» What needs to be done
Find the string "application" in the entries and copy each line that has it.

» Extracted data

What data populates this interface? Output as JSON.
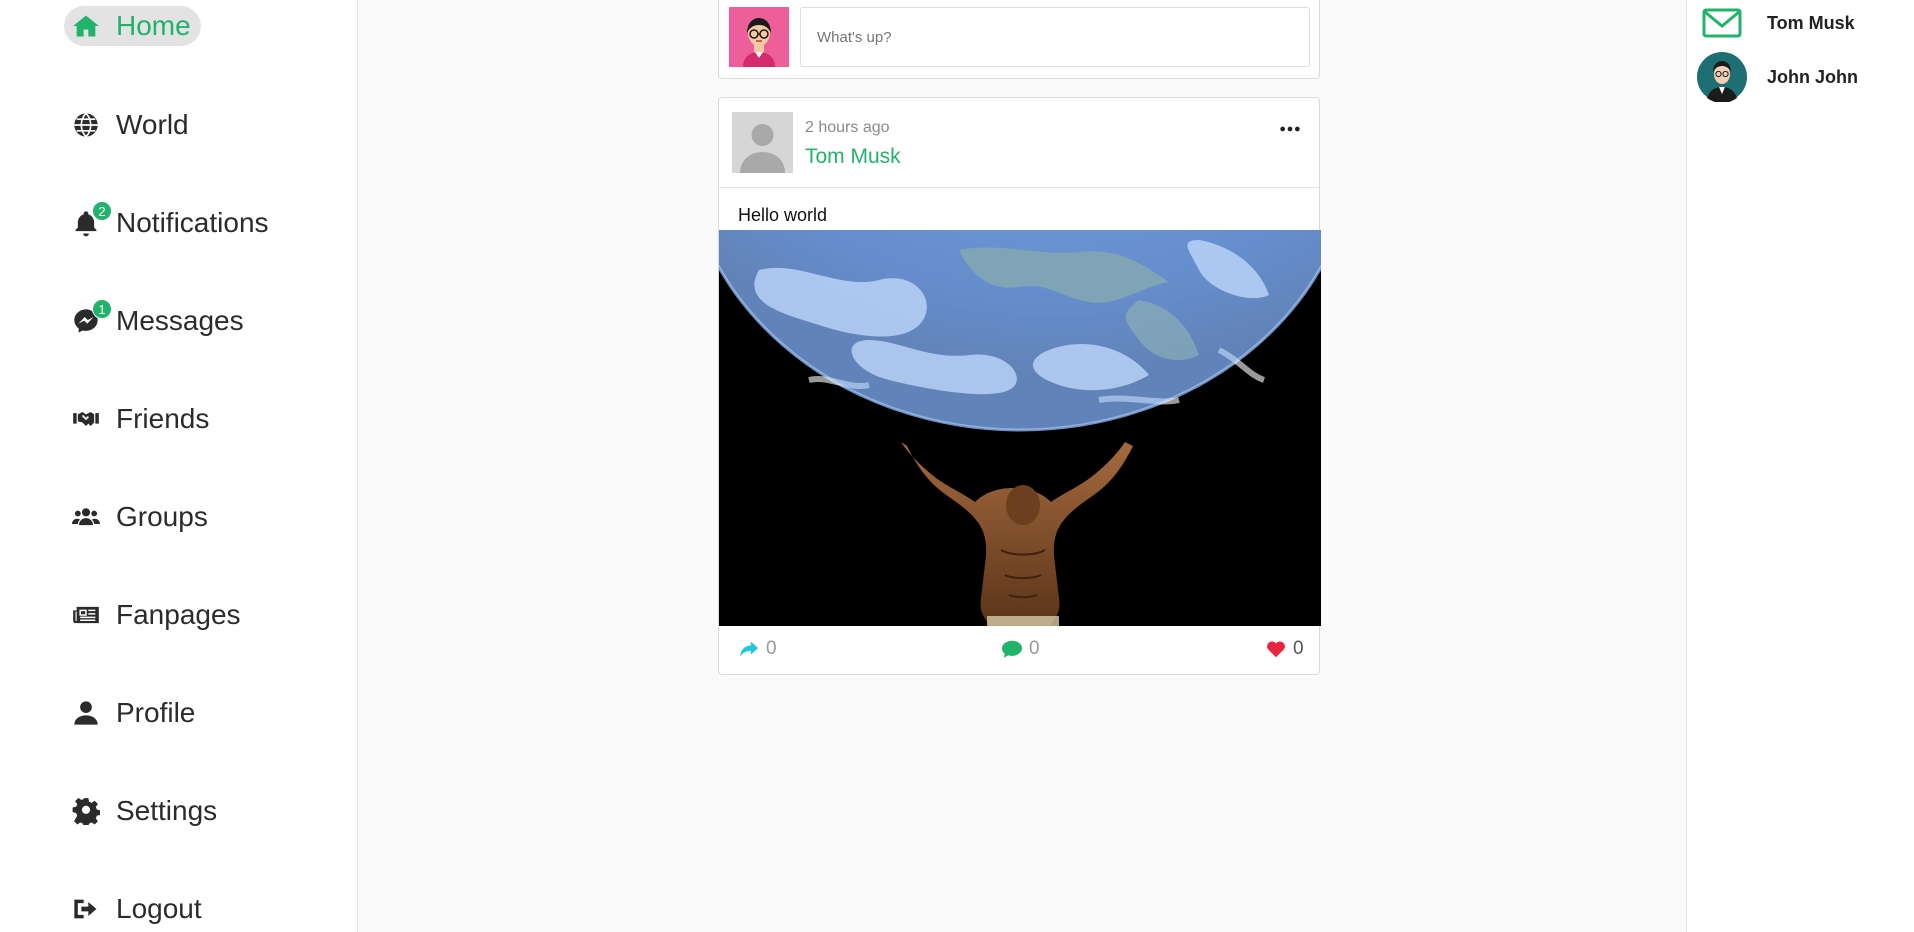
{
  "nav": {
    "items": [
      {
        "label": "Home",
        "icon": "home-icon",
        "active": true
      },
      {
        "label": "World",
        "icon": "globe-icon"
      },
      {
        "label": "Notifications",
        "icon": "bell-icon",
        "badge": "2"
      },
      {
        "label": "Messages",
        "icon": "messenger-icon",
        "badge": "1"
      },
      {
        "label": "Friends",
        "icon": "handshake-icon"
      },
      {
        "label": "Groups",
        "icon": "users-icon"
      },
      {
        "label": "Fanpages",
        "icon": "newspaper-icon"
      },
      {
        "label": "Profile",
        "icon": "user-icon"
      },
      {
        "label": "Settings",
        "icon": "gear-icon"
      },
      {
        "label": "Logout",
        "icon": "sign-out-icon"
      }
    ]
  },
  "composer": {
    "placeholder": "What's up?"
  },
  "post": {
    "time": "2 hours ago",
    "author": "Tom Musk",
    "text": "Hello world",
    "shares": "0",
    "comments": "0",
    "likes": "0"
  },
  "contacts": [
    {
      "name": "Tom Musk",
      "icon": "envelope-icon"
    },
    {
      "name": "John John",
      "icon": "avatar"
    }
  ],
  "colors": {
    "accent": "#22b36b",
    "share": "#1fc7d8",
    "like": "#e8253d"
  }
}
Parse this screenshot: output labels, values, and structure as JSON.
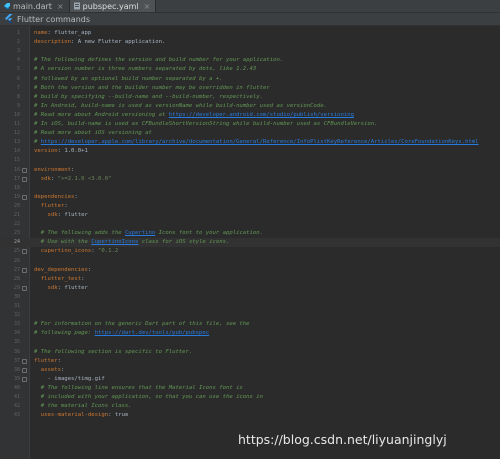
{
  "tabs": [
    {
      "label": "main.dart",
      "icon": "dart-file-icon"
    },
    {
      "label": "pubspec.yaml",
      "icon": "yaml-file-icon",
      "active": true
    }
  ],
  "banner": {
    "label": "Flutter commands",
    "icon": "flutter-icon"
  },
  "current_line": 24,
  "lines": [
    {
      "n": "1",
      "parts": [
        {
          "t": "k",
          "x": "name"
        },
        {
          "t": "v",
          "x": ": flutter_app"
        }
      ]
    },
    {
      "n": "2",
      "parts": [
        {
          "t": "k",
          "x": "description"
        },
        {
          "t": "v",
          "x": ": A new Flutter application."
        }
      ]
    },
    {
      "n": "3",
      "parts": []
    },
    {
      "n": "4",
      "parts": [
        {
          "t": "c",
          "x": "# The following defines the version and build number for your application."
        }
      ]
    },
    {
      "n": "5",
      "parts": [
        {
          "t": "c",
          "x": "# A version number is three numbers separated by dots, like 1.2.43"
        }
      ]
    },
    {
      "n": "6",
      "parts": [
        {
          "t": "c",
          "x": "# followed by an optional build number separated by a +."
        }
      ]
    },
    {
      "n": "7",
      "parts": [
        {
          "t": "c",
          "x": "# Both the version and the builder number may be overridden in flutter"
        }
      ]
    },
    {
      "n": "8",
      "parts": [
        {
          "t": "c",
          "x": "# build by specifying --build-name and --build-number, respectively."
        }
      ]
    },
    {
      "n": "9",
      "parts": [
        {
          "t": "c",
          "x": "# In Android, build-name is used as versionName while build-number used as versionCode."
        }
      ]
    },
    {
      "n": "10",
      "parts": [
        {
          "t": "c",
          "x": "# Read more about Android versioning at "
        },
        {
          "t": "u",
          "x": "https://developer.android.com/studio/publish/versioning"
        }
      ]
    },
    {
      "n": "11",
      "parts": [
        {
          "t": "c",
          "x": "# In iOS, build-name is used as CFBundleShortVersionString while build-number used as CFBundleVersion."
        }
      ]
    },
    {
      "n": "12",
      "parts": [
        {
          "t": "c",
          "x": "# Read more about iOS versioning at"
        }
      ]
    },
    {
      "n": "13",
      "parts": [
        {
          "t": "c",
          "x": "# "
        },
        {
          "t": "u",
          "x": "https://developer.apple.com/library/archive/documentation/General/Reference/InfoPlistKeyReference/Articles/CoreFoundationKeys.html"
        }
      ]
    },
    {
      "n": "14",
      "parts": [
        {
          "t": "k",
          "x": "version"
        },
        {
          "t": "v",
          "x": ": 1.0.0+1"
        }
      ]
    },
    {
      "n": "15",
      "parts": []
    },
    {
      "n": "16",
      "fold": true,
      "parts": [
        {
          "t": "k",
          "x": "environment"
        },
        {
          "t": "v",
          "x": ":"
        }
      ]
    },
    {
      "n": "17",
      "fold": true,
      "parts": [
        {
          "t": "v",
          "x": "  "
        },
        {
          "t": "k",
          "x": "sdk"
        },
        {
          "t": "v",
          "x": ": "
        },
        {
          "t": "s",
          "x": "\">=2.1.0 <3.0.0\""
        }
      ]
    },
    {
      "n": "18",
      "parts": []
    },
    {
      "n": "19",
      "fold": true,
      "parts": [
        {
          "t": "k",
          "x": "dependencies"
        },
        {
          "t": "v",
          "x": ":"
        }
      ]
    },
    {
      "n": "20",
      "parts": [
        {
          "t": "v",
          "x": "  "
        },
        {
          "t": "k",
          "x": "flutter"
        },
        {
          "t": "v",
          "x": ":"
        }
      ]
    },
    {
      "n": "21",
      "parts": [
        {
          "t": "v",
          "x": "    "
        },
        {
          "t": "k",
          "x": "sdk"
        },
        {
          "t": "v",
          "x": ": flutter"
        }
      ]
    },
    {
      "n": "22",
      "parts": []
    },
    {
      "n": "23",
      "parts": [
        {
          "t": "c",
          "x": "  # The following adds the "
        },
        {
          "t": "u",
          "x": "Cupertino"
        },
        {
          "t": "c",
          "x": " Icons font to your application."
        }
      ]
    },
    {
      "n": "24",
      "parts": [
        {
          "t": "c",
          "x": "  # Use with the "
        },
        {
          "t": "u",
          "x": "CupertinoIcons"
        },
        {
          "t": "c",
          "x": " class for iOS style icons."
        }
      ]
    },
    {
      "n": "25",
      "fold": true,
      "parts": [
        {
          "t": "v",
          "x": "  "
        },
        {
          "t": "k",
          "x": "cupertino_icons"
        },
        {
          "t": "v",
          "x": ": "
        },
        {
          "t": "s",
          "x": "^0.1.2"
        }
      ]
    },
    {
      "n": "26",
      "parts": []
    },
    {
      "n": "27",
      "fold": true,
      "parts": [
        {
          "t": "k",
          "x": "dev_dependencies"
        },
        {
          "t": "v",
          "x": ":"
        }
      ]
    },
    {
      "n": "28",
      "parts": [
        {
          "t": "v",
          "x": "  "
        },
        {
          "t": "k",
          "x": "flutter_test"
        },
        {
          "t": "v",
          "x": ":"
        }
      ]
    },
    {
      "n": "29",
      "fold": true,
      "parts": [
        {
          "t": "v",
          "x": "    "
        },
        {
          "t": "k",
          "x": "sdk"
        },
        {
          "t": "v",
          "x": ": flutter"
        }
      ]
    },
    {
      "n": "30",
      "parts": []
    },
    {
      "n": "31",
      "parts": []
    },
    {
      "n": "32",
      "parts": []
    },
    {
      "n": "33",
      "parts": [
        {
          "t": "c",
          "x": "# For information on the generic Dart part of this file, see the"
        }
      ]
    },
    {
      "n": "34",
      "parts": [
        {
          "t": "c",
          "x": "# following page: "
        },
        {
          "t": "u",
          "x": "https://dart.dev/tools/pub/pubspec"
        }
      ]
    },
    {
      "n": "35",
      "parts": []
    },
    {
      "n": "36",
      "parts": [
        {
          "t": "c",
          "x": "# The following section is specific to Flutter."
        }
      ]
    },
    {
      "n": "37",
      "fold": true,
      "parts": [
        {
          "t": "k",
          "x": "flutter"
        },
        {
          "t": "v",
          "x": ":"
        }
      ]
    },
    {
      "n": "38",
      "fold": true,
      "parts": [
        {
          "t": "v",
          "x": "  "
        },
        {
          "t": "k",
          "x": "assets"
        },
        {
          "t": "v",
          "x": ":"
        }
      ]
    },
    {
      "n": "39",
      "fold": true,
      "parts": [
        {
          "t": "v",
          "x": "    - images/timg.gif"
        }
      ]
    },
    {
      "n": "40",
      "parts": [
        {
          "t": "c",
          "x": "  # The following line ensures that the Material Icons font is"
        }
      ]
    },
    {
      "n": "41",
      "parts": [
        {
          "t": "c",
          "x": "  # included with your application, so that you can use the icons in"
        }
      ]
    },
    {
      "n": "42",
      "parts": [
        {
          "t": "c",
          "x": "  # the material Icons class."
        }
      ]
    },
    {
      "n": "43",
      "parts": [
        {
          "t": "v",
          "x": "  "
        },
        {
          "t": "k",
          "x": "uses-material-design"
        },
        {
          "t": "v",
          "x": ": true"
        }
      ]
    }
  ],
  "watermark": "https://blog.csdn.net/liyuanjinglyj",
  "colors": {
    "background": "#2b2b2b",
    "keyword": "#cc7832",
    "comment": "#629755",
    "link": "#287bde",
    "string": "#6a8759",
    "text": "#a9b7c6"
  }
}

» Exercise answer
          "x": ": A new Flutter application."
          "x": "# The following defines the version and build number for your application."
          "x": " Icons font to your application."
          "x": "  # included with your application, so that you can use the icons in"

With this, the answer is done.